Check every line of the entries for the string "pill" and return the ones that contain it.

[Items from a dataset]

|---|

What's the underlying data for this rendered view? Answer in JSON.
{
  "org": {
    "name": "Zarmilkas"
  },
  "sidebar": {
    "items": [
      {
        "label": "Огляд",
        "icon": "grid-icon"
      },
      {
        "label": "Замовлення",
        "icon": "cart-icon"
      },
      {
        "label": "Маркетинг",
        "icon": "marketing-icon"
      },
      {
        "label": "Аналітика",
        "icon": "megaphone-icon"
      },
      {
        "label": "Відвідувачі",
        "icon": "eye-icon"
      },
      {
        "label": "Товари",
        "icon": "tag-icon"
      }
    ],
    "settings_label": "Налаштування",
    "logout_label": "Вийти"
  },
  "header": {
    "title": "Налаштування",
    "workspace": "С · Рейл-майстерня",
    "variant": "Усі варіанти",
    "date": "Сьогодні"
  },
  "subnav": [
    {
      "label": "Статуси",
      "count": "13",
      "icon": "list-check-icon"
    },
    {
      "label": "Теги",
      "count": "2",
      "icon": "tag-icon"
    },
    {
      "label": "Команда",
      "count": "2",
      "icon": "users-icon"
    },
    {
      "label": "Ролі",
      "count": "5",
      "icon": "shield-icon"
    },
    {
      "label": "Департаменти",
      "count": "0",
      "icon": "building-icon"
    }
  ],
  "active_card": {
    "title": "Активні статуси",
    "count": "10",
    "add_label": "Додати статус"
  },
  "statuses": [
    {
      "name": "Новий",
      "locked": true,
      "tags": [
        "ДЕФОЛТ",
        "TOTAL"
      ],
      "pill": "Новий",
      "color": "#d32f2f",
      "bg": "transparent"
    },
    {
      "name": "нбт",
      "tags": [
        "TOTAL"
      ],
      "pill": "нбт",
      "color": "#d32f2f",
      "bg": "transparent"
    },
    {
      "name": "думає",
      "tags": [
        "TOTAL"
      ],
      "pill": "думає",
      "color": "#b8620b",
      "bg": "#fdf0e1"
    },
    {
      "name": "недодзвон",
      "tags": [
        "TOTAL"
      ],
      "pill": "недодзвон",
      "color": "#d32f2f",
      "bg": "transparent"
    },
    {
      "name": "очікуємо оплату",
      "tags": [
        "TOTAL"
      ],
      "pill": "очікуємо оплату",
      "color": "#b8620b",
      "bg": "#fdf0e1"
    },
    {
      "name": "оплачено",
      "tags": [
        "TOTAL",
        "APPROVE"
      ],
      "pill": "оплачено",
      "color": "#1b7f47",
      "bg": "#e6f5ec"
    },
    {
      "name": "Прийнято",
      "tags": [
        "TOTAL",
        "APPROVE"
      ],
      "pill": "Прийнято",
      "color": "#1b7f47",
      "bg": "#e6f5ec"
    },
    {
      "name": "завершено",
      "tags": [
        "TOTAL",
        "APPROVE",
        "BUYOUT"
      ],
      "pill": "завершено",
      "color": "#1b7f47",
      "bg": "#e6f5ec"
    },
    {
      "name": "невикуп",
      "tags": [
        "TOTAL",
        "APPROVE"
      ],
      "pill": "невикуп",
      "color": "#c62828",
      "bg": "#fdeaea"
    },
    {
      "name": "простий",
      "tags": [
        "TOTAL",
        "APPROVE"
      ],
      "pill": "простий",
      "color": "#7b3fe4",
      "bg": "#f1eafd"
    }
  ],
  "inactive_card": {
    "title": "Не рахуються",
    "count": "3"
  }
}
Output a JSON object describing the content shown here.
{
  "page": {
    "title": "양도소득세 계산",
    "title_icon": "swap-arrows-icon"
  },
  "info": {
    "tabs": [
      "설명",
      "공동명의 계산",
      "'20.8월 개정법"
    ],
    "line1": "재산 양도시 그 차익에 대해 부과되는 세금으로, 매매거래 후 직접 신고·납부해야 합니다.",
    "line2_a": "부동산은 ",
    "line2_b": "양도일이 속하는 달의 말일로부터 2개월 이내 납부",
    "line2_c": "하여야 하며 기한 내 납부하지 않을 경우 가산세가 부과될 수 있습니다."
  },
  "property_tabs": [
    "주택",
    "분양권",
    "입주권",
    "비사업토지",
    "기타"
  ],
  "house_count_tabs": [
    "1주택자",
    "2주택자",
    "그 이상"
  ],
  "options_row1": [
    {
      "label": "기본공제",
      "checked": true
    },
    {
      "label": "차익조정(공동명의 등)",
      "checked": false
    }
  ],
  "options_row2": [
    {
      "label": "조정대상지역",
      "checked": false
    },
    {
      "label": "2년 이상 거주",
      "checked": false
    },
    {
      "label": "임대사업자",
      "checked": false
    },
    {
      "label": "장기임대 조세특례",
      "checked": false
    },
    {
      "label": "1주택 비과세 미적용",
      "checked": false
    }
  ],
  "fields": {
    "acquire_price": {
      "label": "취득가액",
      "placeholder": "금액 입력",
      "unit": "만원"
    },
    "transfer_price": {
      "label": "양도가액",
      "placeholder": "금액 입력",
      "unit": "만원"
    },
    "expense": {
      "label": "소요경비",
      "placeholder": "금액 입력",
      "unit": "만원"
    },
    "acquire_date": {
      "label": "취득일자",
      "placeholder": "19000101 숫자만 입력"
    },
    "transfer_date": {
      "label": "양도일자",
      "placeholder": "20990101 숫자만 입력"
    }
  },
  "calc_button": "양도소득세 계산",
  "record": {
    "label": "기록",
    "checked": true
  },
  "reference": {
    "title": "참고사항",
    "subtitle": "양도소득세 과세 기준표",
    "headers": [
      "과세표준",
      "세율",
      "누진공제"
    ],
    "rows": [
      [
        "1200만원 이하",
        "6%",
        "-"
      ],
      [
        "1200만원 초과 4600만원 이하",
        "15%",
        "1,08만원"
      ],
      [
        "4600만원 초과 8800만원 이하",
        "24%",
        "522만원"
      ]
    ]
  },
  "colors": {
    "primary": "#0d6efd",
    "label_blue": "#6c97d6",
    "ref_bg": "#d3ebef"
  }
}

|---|

_Result of the task_.
      "pill": "Новий",
      "pill": "нбт",
      "pill": "думає",
      "pill": "недодзвон",
      "pill": "очікуємо оплату",
      "pill": "оплачено",
      "pill": "Прийнято",
      "pill": "завершено",
      "pill": "невикуп",
      "pill": "простий",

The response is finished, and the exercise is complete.